This is particularly true given the scientific breakthroughs in plant-based medicine, which leads me to the third reason to feel very bullish about this approach to curing disease. Plant-based medicine has come a long way since the days of crushing herbs with a mortar and pestle. These days, we have cutting-edge technologies available which allow us to take the essential active medicinal compounds found in a specific targeted plant and grow them in plant-cells in a way which also has the ability to increase key active ingredients.
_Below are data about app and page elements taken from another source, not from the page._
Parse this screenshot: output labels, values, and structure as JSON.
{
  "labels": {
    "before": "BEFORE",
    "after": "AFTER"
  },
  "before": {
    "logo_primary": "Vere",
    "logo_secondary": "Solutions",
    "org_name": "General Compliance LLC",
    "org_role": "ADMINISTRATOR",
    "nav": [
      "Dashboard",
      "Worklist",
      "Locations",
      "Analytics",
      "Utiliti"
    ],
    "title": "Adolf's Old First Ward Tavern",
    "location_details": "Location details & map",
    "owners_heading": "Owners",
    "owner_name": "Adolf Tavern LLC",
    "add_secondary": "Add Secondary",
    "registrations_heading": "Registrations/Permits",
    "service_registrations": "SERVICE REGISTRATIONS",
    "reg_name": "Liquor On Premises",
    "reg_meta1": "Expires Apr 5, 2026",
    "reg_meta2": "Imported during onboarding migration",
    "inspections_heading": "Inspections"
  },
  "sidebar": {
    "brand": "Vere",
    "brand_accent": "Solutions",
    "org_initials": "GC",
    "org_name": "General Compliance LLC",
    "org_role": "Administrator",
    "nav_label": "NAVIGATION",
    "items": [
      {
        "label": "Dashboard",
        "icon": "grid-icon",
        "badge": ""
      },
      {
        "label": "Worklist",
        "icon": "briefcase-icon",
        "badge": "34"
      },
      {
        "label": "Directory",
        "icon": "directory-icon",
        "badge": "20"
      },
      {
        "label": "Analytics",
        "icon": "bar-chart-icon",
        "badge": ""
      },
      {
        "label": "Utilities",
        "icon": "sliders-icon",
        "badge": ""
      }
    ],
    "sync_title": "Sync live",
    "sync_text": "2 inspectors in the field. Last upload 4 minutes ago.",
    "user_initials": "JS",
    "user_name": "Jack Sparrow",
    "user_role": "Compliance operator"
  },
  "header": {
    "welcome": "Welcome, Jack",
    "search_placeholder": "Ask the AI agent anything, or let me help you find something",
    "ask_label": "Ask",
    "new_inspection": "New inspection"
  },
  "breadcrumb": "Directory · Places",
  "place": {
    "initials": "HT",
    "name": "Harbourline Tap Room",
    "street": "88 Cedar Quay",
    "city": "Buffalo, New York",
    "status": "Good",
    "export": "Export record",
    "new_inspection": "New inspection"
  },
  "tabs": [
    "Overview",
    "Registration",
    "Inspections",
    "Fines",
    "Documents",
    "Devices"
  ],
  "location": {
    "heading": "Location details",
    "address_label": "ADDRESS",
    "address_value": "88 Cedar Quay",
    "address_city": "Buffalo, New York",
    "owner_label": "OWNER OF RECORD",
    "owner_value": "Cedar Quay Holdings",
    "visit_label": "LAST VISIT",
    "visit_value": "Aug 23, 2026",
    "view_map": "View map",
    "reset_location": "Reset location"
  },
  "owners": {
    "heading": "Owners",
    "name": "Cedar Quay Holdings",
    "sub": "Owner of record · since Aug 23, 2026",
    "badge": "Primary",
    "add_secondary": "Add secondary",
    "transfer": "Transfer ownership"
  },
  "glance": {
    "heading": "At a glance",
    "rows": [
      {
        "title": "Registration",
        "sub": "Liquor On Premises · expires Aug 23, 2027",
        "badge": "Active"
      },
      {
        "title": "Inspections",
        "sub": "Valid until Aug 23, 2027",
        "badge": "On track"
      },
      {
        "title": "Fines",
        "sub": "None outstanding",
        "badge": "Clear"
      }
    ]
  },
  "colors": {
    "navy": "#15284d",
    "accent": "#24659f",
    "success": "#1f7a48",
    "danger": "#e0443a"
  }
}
Such plant-derived ingredients include polyphenols, cannabinoids, micronutrients, and others that naturally occur in plants and help us heal, making them even more present and potent than what you’d find in the original plant (this segment on US-based TBN explains).  

Plant-based medicine

It’s a complex process, but to get a general idea of it, imagine an almost magical greenhouse where you can consistently grow in aseptic bioreactors an infinite supply of the critical active ingredients from identified plants while optimizing each one to deliver the maximum benefit with which nature, in its infinite wisdom, endowed it. What’s even better for the Pharma world is that these unique compositions of active compounds can be patented.

It hardly takes an MBA to read the above and realize that plant-based medicine now meets all the conditions that appeal to a very robust bottom line. These days, we have innovative scientific breakthroughs that can be patented and that deliver consistent results, making it possible for companies to scale up massively. Compare that with the enormous settlements Big Pharma and its adjacents are now shelling out for their role in the opioid crisis— days ago, four pharma companies agreed to a $26 billion settlement for their role in the opioid crisis—and you realize that plant-based medicine is an obvious answer to continue the momentum the pharmaceutical industry is feeling, as it comes out of the Covid-19 response as heroes. 
Plant-based medicine, then, offers a path forward that’s not only innovative, lucrative, and impactful but also one that can help a segment of the pharmaceutical industry redeem itself by rededicating itself to its original mission of using science to find new ways to heal and help mankind. The scientific community agrees, by the way. In a recent response to the opioid crisis in North America, the Stanford-Lancet Commission stated that innovations in biomedical research for pain relief and opioid use disorder are “urgently needed in response to the opioid crisis”.
We already have all the technology we need to extract life-changing medicine from cannabis, pomegranates, red grapes and olives, to name only four of many plants. If Big Pharma wants to continue its path to redemption and enjoy decades more of economic growth without the moral stain that comes from leaving scores of its users dead or addiction-addled, it must ease up its reliance on synthetics and quite literally go back to its plant-based roots. The development of the COVID-19 vaccine gave us an opportunity to re-imagine what’s possible, let’s use this momentum to do it again.   

 Ilan Sobel is the CEO of the Vancouver and Rehovot-based company BioHarvest Sciences Incnces Inc